* [DATASET EXCERPTS]:
------------------------------------
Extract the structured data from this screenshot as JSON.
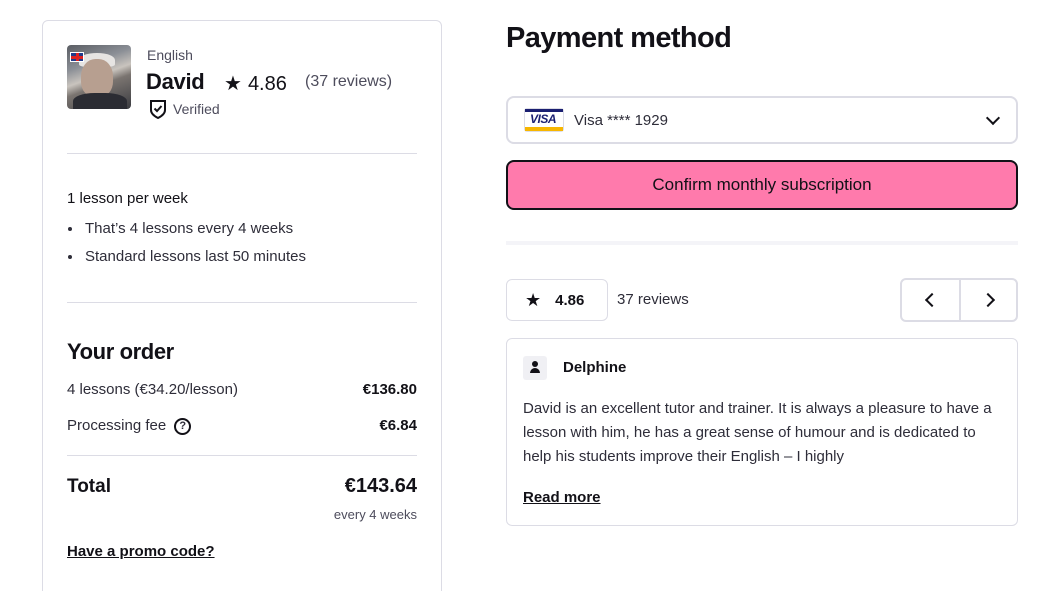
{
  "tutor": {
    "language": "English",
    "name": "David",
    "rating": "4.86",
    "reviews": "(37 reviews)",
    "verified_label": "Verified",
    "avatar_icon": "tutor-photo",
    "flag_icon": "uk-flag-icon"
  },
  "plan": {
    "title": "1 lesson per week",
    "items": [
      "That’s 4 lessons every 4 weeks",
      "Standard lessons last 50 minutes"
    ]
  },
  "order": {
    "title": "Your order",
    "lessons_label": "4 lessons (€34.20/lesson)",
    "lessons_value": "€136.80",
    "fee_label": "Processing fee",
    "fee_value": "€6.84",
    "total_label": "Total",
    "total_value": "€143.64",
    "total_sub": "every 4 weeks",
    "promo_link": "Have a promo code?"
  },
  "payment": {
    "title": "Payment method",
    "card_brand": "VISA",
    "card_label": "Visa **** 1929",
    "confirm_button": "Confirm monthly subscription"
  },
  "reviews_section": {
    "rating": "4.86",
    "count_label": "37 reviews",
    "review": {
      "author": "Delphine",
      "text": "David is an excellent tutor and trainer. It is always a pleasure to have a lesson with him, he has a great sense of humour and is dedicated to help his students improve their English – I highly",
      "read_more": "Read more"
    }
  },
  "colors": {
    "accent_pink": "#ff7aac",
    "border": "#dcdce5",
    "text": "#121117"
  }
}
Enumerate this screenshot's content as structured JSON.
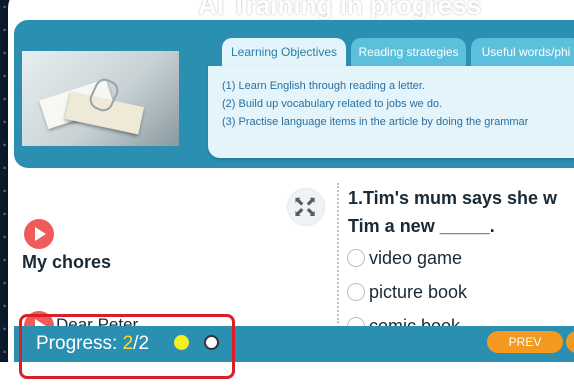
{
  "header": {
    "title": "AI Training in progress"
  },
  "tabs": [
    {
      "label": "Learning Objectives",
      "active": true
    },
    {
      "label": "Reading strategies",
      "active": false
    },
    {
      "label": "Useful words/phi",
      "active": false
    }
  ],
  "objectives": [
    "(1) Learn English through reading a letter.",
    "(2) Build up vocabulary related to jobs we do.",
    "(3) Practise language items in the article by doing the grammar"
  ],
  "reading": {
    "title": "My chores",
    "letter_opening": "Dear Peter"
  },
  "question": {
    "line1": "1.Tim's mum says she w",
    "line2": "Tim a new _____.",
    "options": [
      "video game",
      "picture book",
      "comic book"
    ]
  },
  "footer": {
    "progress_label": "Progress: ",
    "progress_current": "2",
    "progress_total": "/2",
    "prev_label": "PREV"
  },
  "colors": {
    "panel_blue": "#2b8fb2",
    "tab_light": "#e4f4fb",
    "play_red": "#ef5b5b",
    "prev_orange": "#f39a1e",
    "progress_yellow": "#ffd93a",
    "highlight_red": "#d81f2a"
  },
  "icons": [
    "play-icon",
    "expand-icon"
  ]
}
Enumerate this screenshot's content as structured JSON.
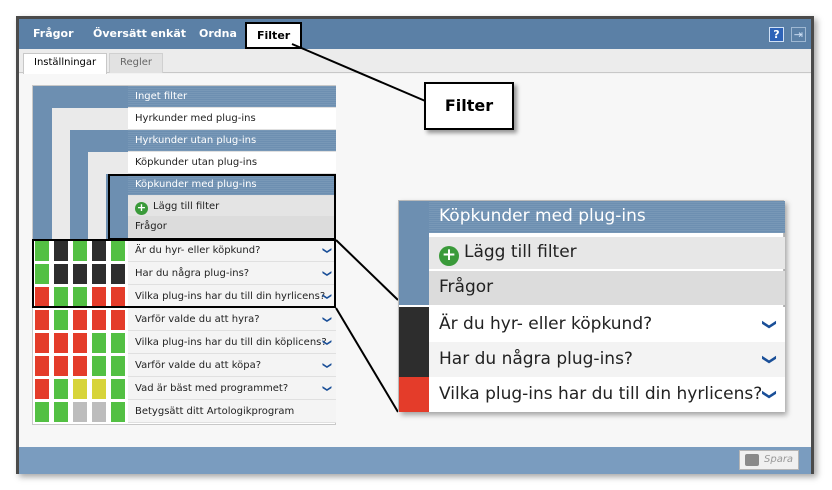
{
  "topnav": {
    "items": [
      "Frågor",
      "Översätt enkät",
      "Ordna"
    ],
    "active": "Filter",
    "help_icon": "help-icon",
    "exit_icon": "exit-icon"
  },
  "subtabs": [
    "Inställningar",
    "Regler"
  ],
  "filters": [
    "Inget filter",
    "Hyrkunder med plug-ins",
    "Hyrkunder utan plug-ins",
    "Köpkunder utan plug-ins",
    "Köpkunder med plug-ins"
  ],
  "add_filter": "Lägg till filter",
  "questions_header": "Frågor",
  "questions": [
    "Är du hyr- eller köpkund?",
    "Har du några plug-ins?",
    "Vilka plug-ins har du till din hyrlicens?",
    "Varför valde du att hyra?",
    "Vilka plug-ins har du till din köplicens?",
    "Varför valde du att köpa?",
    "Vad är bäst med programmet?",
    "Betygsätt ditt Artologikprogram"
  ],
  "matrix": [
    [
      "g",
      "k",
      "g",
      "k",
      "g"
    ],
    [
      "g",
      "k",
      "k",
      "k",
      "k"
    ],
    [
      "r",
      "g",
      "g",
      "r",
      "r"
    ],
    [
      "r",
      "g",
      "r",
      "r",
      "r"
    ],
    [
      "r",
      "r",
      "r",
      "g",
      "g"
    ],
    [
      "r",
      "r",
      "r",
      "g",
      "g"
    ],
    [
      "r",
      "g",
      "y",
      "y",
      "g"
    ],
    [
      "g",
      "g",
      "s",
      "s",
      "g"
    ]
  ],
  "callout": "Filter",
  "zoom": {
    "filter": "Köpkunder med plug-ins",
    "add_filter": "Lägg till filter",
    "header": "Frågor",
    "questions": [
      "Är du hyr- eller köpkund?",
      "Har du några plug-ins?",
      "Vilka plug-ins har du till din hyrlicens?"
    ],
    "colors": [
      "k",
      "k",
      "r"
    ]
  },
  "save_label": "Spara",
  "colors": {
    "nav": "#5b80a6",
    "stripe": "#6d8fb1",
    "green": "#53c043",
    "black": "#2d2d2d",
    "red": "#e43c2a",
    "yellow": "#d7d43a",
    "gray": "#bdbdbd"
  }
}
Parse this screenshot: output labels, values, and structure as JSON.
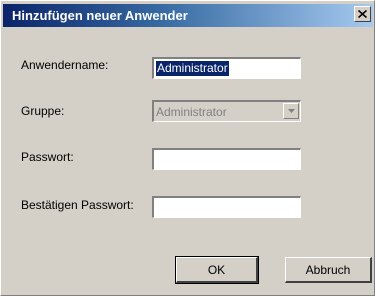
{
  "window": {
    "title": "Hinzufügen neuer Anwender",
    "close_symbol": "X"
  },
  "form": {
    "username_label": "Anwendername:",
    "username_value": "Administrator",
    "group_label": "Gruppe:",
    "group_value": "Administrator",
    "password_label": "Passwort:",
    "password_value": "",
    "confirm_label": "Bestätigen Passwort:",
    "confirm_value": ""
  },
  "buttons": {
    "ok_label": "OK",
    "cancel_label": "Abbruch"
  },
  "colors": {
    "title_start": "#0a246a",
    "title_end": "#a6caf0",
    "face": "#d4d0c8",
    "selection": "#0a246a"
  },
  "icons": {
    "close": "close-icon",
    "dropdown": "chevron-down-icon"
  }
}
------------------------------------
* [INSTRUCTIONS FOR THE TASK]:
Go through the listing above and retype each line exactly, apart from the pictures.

* [THE COMPLETED TASK]:
Extract the structured data from this screenshot as JSON.
{
  "tutor": {
    "language": "English",
    "name": "David",
    "rating": "4.86",
    "reviews": "(37 reviews)",
    "verified_label": "Verified",
    "avatar_icon": "tutor-photo",
    "flag_icon": "uk-flag-icon"
  },
  "plan": {
    "title": "1 lesson per week",
    "items": [
      "That’s 4 lessons every 4 weeks",
      "Standard lessons last 50 minutes"
    ]
  },
  "order": {
    "title": "Your order",
    "lessons_label": "4 lessons (€34.20/lesson)",
    "lessons_value": "€136.80",
    "fee_label": "Processing fee",
    "fee_value": "€6.84",
    "total_label": "Total",
    "total_value": "€143.64",
    "total_sub": "every 4 weeks",
    "promo_link": "Have a promo code?"
  },
  "payment": {
    "title": "Payment method",
    "card_brand": "VISA",
    "card_label": "Visa **** 1929",
    "confirm_button": "Confirm monthly subscription"
  },
  "reviews_section": {
    "rating": "4.86",
    "count_label": "37 reviews",
    "review": {
      "author": "Delphine",
      "text": "David is an excellent tutor and trainer. It is always a pleasure to have a lesson with him, he has a great sense of humour and is dedicated to help his students improve their English – I highly",
      "read_more": "Read more"
    }
  },
  "colors": {
    "accent_pink": "#ff7aac",
    "border": "#dcdce5",
    "text": "#121117"
  }
}
Enumerate this screenshot's content as structured JSON.
{
  "header": {
    "title": "AI Training in progress"
  },
  "tabs": [
    {
      "label": "Learning Objectives",
      "active": true
    },
    {
      "label": "Reading strategies",
      "active": false
    },
    {
      "label": "Useful words/phi",
      "active": false
    }
  ],
  "objectives": [
    "(1) Learn English through reading a letter.",
    "(2) Build up vocabulary related to jobs we do.",
    "(3) Practise language items in the article by doing the grammar"
  ],
  "reading": {
    "title": "My chores",
    "letter_opening": "Dear Peter"
  },
  "question": {
    "line1": "1.Tim's mum says she w",
    "line2": "Tim a new _____.",
    "options": [
      "video game",
      "picture book",
      "comic book"
    ]
  },
  "footer": {
    "progress_label": "Progress: ",
    "progress_current": "2",
    "progress_total": "/2",
    "prev_label": "PREV"
  },
  "colors": {
    "panel_blue": "#2b8fb2",
    "tab_light": "#e4f4fb",
    "play_red": "#ef5b5b",
    "prev_orange": "#f39a1e",
    "progress_yellow": "#ffd93a",
    "highlight_red": "#d81f2a"
  },
  "icons": [
    "play-icon",
    "expand-icon"
  ]
}
Enumerate this screenshot's content as structured JSON.
{
  "topnav": {
    "items": [
      "Frågor",
      "Översätt enkät",
      "Ordna"
    ],
    "active": "Filter",
    "help_icon": "help-icon",
    "exit_icon": "exit-icon"
  },
  "subtabs": [
    "Inställningar",
    "Regler"
  ],
  "filters": [
    "Inget filter",
    "Hyrkunder med plug-ins",
    "Hyrkunder utan plug-ins",
    "Köpkunder utan plug-ins",
    "Köpkunder med plug-ins"
  ],
  "add_filter": "Lägg till filter",
  "questions_header": "Frågor",
  "questions": [
    "Är du hyr- eller köpkund?",
    "Har du några plug-ins?",
    "Vilka plug-ins har du till din hyrlicens?",
    "Varför valde du att hyra?",
    "Vilka plug-ins har du till din köplicens?",
    "Varför valde du att köpa?",
    "Vad är bäst med programmet?",
    "Betygsätt ditt Artologikprogram"
  ],
  "matrix": [
    [
      "g",
      "k",
      "g",
      "k",
      "g"
    ],
    [
      "g",
      "k",
      "k",
      "k",
      "k"
    ],
    [
      "r",
      "g",
      "g",
      "r",
      "r"
    ],
    [
      "r",
      "g",
      "r",
      "r",
      "r"
    ],
    [
      "r",
      "r",
      "r",
      "g",
      "g"
    ],
    [
      "r",
      "r",
      "r",
      "g",
      "g"
    ],
    [
      "r",
      "g",
      "y",
      "y",
      "g"
    ],
    [
      "g",
      "g",
      "s",
      "s",
      "g"
    ]
  ],
  "callout": "Filter",
  "zoom": {
    "filter": "Köpkunder med plug-ins",
    "add_filter": "Lägg till filter",
    "header": "Frågor",
    "questions": [
      "Är du hyr- eller köpkund?",
      "Har du några plug-ins?",
      "Vilka plug-ins har du till din hyrlicens?"
    ],
    "colors": [
      "k",
      "k",
      "r"
    ]
  },
  "save_label": "Spara",
  "colors": {
    "nav": "#5b80a6",
    "stripe": "#6d8fb1",
    "green": "#53c043",
    "black": "#2d2d2d",
    "red": "#e43c2a",
    "yellow": "#d7d43a",
    "gray": "#bdbdbd"
  }
}
Parse this screenshot: output labels, values, and structure as JSON.
{
  "window": {
    "title": "Hinzufügen neuer Anwender",
    "close_symbol": "X"
  },
  "form": {
    "username_label": "Anwendername:",
    "username_value": "Administrator",
    "group_label": "Gruppe:",
    "group_value": "Administrator",
    "password_label": "Passwort:",
    "password_value": "",
    "confirm_label": "Bestätigen Passwort:",
    "confirm_value": ""
  },
  "buttons": {
    "ok_label": "OK",
    "cancel_label": "Abbruch"
  },
  "colors": {
    "title_start": "#0a246a",
    "title_end": "#a6caf0",
    "face": "#d4d0c8",
    "selection": "#0a246a"
  },
  "icons": {
    "close": "close-icon",
    "dropdown": "chevron-down-icon"
  }
}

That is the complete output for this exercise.